WHAT NEEDS TO BE DONE: Write out exactly the lines running from the one that contains "Convert this screenshot" through the end of the material.

DATA PROVIDED:
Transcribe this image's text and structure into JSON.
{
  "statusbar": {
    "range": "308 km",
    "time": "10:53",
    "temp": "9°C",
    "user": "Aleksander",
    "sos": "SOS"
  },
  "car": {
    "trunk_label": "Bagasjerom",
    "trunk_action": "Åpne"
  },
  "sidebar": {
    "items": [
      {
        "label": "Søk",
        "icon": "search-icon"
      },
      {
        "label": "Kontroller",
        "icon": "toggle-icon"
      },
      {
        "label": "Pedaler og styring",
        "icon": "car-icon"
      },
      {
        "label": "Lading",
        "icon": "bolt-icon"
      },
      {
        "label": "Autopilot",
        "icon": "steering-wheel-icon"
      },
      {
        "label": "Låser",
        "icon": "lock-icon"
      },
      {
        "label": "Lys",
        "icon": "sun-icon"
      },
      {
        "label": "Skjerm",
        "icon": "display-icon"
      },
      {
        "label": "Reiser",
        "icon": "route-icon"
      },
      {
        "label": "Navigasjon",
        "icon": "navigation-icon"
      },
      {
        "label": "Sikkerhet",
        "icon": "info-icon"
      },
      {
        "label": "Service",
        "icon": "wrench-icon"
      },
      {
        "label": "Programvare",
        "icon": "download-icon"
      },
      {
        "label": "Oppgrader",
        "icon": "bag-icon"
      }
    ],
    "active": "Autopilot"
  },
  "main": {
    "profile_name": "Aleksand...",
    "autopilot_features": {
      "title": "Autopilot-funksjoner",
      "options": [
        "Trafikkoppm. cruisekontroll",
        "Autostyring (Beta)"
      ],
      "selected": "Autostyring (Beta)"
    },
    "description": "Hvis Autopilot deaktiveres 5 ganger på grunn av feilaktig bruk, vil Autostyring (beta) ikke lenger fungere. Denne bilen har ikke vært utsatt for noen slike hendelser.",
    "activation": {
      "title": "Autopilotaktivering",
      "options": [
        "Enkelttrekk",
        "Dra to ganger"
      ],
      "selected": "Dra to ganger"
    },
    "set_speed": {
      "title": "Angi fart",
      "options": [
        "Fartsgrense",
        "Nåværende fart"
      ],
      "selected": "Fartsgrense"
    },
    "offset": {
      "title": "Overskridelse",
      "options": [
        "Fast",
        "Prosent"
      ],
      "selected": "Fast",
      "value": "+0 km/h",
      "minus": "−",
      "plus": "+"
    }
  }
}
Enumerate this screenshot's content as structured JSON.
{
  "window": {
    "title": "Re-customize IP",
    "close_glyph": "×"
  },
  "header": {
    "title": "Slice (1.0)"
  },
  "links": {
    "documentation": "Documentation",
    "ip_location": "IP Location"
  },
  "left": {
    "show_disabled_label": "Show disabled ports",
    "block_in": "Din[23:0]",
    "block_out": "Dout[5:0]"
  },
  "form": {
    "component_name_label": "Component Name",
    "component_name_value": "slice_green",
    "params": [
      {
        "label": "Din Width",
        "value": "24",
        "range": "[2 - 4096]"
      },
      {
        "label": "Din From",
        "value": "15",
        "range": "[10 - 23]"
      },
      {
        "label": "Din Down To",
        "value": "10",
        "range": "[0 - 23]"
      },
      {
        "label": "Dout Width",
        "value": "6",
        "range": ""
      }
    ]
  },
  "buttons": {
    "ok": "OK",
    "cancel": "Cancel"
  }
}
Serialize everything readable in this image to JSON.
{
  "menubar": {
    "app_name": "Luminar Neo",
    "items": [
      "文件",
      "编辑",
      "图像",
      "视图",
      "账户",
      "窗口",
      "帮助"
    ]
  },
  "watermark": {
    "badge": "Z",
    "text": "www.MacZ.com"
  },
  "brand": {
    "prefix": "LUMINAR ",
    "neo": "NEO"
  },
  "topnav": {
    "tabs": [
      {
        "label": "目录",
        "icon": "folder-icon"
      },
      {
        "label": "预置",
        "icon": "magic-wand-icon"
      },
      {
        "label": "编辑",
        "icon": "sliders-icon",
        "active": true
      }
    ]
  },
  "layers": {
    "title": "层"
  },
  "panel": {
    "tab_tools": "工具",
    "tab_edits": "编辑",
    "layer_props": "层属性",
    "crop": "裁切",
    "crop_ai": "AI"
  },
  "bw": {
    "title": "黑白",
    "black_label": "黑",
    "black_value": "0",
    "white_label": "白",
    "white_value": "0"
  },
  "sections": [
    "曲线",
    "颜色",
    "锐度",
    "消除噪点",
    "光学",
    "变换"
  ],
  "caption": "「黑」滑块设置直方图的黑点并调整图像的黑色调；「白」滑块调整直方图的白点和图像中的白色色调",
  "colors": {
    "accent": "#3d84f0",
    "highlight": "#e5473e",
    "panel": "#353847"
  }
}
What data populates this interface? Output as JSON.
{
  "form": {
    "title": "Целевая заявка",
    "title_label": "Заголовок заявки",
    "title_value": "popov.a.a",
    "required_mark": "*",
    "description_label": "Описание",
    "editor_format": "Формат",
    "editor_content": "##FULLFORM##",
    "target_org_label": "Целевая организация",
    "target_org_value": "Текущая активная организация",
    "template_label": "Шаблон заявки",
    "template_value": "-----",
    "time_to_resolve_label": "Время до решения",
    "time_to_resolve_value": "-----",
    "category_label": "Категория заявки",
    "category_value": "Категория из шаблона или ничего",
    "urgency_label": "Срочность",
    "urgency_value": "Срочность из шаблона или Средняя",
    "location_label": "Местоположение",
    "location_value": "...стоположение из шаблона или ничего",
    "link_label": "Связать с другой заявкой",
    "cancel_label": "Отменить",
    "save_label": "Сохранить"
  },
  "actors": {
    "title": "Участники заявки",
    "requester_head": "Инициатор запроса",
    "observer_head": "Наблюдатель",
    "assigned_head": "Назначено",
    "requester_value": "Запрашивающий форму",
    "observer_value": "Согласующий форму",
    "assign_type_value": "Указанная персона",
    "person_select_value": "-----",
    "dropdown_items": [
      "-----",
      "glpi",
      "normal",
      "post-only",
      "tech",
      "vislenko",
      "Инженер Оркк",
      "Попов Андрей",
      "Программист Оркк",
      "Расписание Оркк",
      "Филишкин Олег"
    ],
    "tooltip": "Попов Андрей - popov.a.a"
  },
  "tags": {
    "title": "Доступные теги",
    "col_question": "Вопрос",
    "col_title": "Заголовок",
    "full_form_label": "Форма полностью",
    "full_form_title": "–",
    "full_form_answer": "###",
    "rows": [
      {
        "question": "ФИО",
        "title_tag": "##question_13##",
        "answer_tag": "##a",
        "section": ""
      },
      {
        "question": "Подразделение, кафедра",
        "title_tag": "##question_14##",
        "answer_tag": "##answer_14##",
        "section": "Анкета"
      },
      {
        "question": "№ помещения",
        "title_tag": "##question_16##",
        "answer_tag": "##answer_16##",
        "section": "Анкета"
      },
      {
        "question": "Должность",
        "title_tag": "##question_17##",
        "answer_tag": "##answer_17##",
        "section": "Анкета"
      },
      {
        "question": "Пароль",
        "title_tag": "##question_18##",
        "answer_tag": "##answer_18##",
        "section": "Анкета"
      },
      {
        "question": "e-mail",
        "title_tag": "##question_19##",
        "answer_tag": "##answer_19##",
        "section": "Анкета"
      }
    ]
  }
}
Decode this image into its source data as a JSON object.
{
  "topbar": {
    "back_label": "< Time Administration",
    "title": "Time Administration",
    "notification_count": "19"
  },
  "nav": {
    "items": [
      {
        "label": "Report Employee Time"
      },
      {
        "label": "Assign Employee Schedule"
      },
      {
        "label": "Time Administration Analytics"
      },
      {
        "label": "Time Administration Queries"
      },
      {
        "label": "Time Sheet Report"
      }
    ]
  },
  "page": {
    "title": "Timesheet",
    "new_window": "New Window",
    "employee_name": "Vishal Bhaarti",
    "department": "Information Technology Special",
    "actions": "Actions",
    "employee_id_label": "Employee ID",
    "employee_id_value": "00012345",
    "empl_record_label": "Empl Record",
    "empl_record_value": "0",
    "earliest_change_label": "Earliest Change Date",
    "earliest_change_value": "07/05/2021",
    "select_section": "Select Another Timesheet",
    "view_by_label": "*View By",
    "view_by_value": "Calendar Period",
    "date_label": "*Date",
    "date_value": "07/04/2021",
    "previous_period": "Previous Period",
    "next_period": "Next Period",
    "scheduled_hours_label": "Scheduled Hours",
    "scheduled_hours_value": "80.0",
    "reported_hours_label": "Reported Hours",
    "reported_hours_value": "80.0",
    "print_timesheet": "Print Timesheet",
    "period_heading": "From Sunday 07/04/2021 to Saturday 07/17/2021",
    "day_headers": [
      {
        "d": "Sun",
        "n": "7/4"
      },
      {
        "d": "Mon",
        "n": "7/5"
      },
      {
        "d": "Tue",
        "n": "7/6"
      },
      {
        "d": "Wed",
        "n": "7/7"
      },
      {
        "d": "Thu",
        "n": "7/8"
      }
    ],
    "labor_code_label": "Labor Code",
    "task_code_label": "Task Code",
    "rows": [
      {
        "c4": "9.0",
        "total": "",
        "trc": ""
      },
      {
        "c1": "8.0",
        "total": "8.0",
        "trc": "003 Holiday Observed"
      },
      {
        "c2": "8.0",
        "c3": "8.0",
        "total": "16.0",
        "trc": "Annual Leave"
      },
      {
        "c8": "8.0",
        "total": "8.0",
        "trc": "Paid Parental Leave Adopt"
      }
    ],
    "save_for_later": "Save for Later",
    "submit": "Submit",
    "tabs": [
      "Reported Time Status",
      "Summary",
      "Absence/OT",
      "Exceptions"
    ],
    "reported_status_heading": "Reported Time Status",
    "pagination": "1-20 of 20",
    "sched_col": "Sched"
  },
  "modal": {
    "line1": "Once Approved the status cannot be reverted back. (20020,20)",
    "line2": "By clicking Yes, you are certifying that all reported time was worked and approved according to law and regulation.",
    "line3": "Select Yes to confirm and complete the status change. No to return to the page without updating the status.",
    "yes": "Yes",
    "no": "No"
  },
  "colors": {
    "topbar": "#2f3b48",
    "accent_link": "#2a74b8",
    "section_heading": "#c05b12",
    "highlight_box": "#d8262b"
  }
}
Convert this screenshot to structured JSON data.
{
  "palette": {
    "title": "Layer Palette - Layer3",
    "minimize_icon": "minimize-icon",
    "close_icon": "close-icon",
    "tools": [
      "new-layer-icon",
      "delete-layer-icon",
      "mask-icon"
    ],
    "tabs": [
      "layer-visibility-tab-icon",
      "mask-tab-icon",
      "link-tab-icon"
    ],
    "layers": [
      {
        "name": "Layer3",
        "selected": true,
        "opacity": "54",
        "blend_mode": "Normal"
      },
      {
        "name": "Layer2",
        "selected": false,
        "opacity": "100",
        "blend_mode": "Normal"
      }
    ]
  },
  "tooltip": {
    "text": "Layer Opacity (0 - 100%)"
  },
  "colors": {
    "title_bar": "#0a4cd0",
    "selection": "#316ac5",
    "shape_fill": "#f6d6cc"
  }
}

COMPLETED EXERCISE:
Convert this screenshot to structured JSON data.
{
  "palette": {
    "title": "Layer Palette - Layer3",
    "minimize_icon": "minimize-icon",
    "close_icon": "close-icon",
    "tools": [
      "new-layer-icon",
      "delete-layer-icon",
      "mask-icon"
    ],
    "tabs": [
      "layer-visibility-tab-icon",
      "mask-tab-icon",
      "link-tab-icon"
    ],
    "layers": [
      {
        "name": "Layer3",
        "selected": true,
        "opacity": "54",
        "blend_mode": "Normal"
      },
      {
        "name": "Layer2",
        "selected": false,
        "opacity": "100",
        "blend_mode": "Normal"
      }
    ]
  },
  "tooltip": {
    "text": "Layer Opacity (0 - 100%)"
  },
  "colors": {
    "title_bar": "#0a4cd0",
    "selection": "#316ac5",
    "shape_fill": "#f6d6cc"
  }
}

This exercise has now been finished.